The markup is simple enough. The div with class my-loading-spinner-container is displayed when loading is true, and hidden if it is false. The second div is hidden if loading is true, and displayed if it is false. The second div also uses ng-transclude to re-include into the page the original content that was replaced by our directive.

Finally, the link function creates a new loading spinner, finds the div with the class my-loading-spinner-container, and puts the spinner inside the div. Hence, the spinner is displayed as long as loading is true, and the actual content is shown when it becomes false, which is exactly what we want.

Simulating a Slow Internet Connection

I am currently working on a single page web application written with AngularJS that communicates with a REST API written with Django and Tastypie. Since I run both the client and the server locally on my machine, every HTTP request that my AngularJS application makes receives a response from the REST API in tens of milliseconds. This is not ideal.

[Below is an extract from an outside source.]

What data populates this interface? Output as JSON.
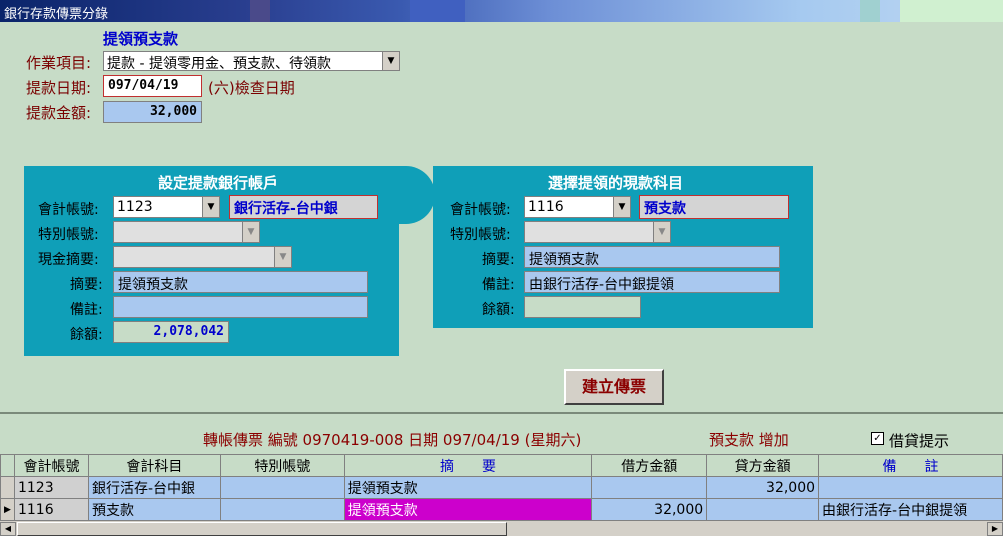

In the real world, Internet connections have latencies that range anywhere from a few hundred milliseconds to tens of seconds. To give my user a smooth experience even on a slow internet connection, I need to ensure that she receives appropriate feedback whenever she performs an action that requires a round-trip to the server. For example, when she navigates to a view that requires a large amount of data to be fetched from the server, my application needs to display a loading spinner of some sort on the screen to indicate progress. I cannot have the UI be completely blank for the time it takes my API to respond to the HTTP request.

Unfortunately, if I run the application locally, it becomes impossible for me to test my progress indicators. The request-response cycle completes so quickly that they are replaced by the actual content within a split second.

After searching the Internet in vain for a solution that would let me simulate a "real" Internet connection from within my browser, I wrote a Django middleware that uses time.sleep() to delay each HTTP response that my application returns by 0 to 4 seconds.

import random
import time

class SlowPony(object):
    def process_response(self, request, response):
        time.sleep(random.randint(0, 4))
        return response

Then I added this middleware to my MIDDLEWARE_CLASSES:

    # ...

I don't like this solution. For one, this does not cause any of the requests to time out, which happens frequently on mobile Internet connections. It's better than nothing, though.

I find it surprising and disappointing that neither Firefox nor Chrome let me simulate slow Internet connections via their developer tools. Fast, reliable, low-latency Internet connections are a rarity, especially since a large and growing number of people browse the web using mobile Internet. This situation is unlikely to change for several years in the future, and tools to test our web applications in such scenarios are either incomplete or non-existent.